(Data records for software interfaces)
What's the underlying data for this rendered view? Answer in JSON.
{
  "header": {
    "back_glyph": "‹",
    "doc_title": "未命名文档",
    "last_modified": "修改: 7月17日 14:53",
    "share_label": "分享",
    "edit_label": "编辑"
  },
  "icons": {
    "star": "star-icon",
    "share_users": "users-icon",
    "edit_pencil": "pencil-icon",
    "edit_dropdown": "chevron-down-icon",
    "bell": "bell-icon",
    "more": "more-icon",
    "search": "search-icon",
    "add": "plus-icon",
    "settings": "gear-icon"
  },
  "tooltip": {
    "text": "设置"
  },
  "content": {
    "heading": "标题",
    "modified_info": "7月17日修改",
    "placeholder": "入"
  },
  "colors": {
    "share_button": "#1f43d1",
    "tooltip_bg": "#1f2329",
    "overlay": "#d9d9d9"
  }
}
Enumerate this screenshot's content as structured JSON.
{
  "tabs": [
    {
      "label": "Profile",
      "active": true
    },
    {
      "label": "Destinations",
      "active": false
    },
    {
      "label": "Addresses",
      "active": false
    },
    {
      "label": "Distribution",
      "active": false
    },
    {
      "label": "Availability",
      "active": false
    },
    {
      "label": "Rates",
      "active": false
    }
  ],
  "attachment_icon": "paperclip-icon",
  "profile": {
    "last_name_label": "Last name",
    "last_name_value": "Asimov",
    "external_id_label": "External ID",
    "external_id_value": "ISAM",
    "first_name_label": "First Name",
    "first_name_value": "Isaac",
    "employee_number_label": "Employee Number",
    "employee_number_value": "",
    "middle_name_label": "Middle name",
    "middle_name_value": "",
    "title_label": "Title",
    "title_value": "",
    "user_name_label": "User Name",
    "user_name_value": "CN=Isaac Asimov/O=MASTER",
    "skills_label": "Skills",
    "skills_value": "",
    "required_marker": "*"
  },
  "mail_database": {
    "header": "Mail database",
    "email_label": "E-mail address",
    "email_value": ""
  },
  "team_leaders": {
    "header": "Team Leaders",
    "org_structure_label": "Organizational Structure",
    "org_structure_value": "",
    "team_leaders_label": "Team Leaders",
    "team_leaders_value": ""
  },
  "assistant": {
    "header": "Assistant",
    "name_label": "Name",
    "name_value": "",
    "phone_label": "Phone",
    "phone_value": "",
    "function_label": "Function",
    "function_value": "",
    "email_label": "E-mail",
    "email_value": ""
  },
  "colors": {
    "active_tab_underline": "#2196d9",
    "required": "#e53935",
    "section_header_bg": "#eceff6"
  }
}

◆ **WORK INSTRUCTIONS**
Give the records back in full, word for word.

◆ **TASK SOLUTION**
What's the underlying data for this rendered view? Answer in JSON.
{
  "header": {
    "back_glyph": "‹",
    "doc_title": "未命名文档",
    "last_modified": "修改: 7月17日 14:53",
    "share_label": "分享",
    "edit_label": "编辑"
  },
  "icons": {
    "star": "star-icon",
    "share_users": "users-icon",
    "edit_pencil": "pencil-icon",
    "edit_dropdown": "chevron-down-icon",
    "bell": "bell-icon",
    "more": "more-icon",
    "search": "search-icon",
    "add": "plus-icon",
    "settings": "gear-icon"
  },
  "tooltip": {
    "text": "设置"
  },
  "content": {
    "heading": "标题",
    "modified_info": "7月17日修改",
    "placeholder": "入"
  },
  "colors": {
    "share_button": "#1f43d1",
    "tooltip_bg": "#1f2329",
    "overlay": "#d9d9d9"
  }
}
Enumerate this screenshot's content as structured JSON.
{
  "tabs": [
    {
      "label": "Profile",
      "active": true
    },
    {
      "label": "Destinations",
      "active": false
    },
    {
      "label": "Addresses",
      "active": false
    },
    {
      "label": "Distribution",
      "active": false
    },
    {
      "label": "Availability",
      "active": false
    },
    {
      "label": "Rates",
      "active": false
    }
  ],
  "attachment_icon": "paperclip-icon",
  "profile": {
    "last_name_label": "Last name",
    "last_name_value": "Asimov",
    "external_id_label": "External ID",
    "external_id_value": "ISAM",
    "first_name_label": "First Name",
    "first_name_value": "Isaac",
    "employee_number_label": "Employee Number",
    "employee_number_value": "",
    "middle_name_label": "Middle name",
    "middle_name_value": "",
    "title_label": "Title",
    "title_value": "",
    "user_name_label": "User Name",
    "user_name_value": "CN=Isaac Asimov/O=MASTER",
    "skills_label": "Skills",
    "skills_value": "",
    "required_marker": "*"
  },
  "mail_database": {
    "header": "Mail database",
    "email_label": "E-mail address",
    "email_value": ""
  },
  "team_leaders": {
    "header": "Team Leaders",
    "org_structure_label": "Organizational Structure",
    "org_structure_value": "",
    "team_leaders_label": "Team Leaders",
    "team_leaders_value": ""
  },
  "assistant": {
    "header": "Assistant",
    "name_label": "Name",
    "name_value": "",
    "phone_label": "Phone",
    "phone_value": "",
    "function_label": "Function",
    "function_value": "",
    "email_label": "E-mail",
    "email_value": ""
  },
  "colors": {
    "active_tab_underline": "#2196d9",
    "required": "#e53935",
    "section_header_bg": "#eceff6"
  }
}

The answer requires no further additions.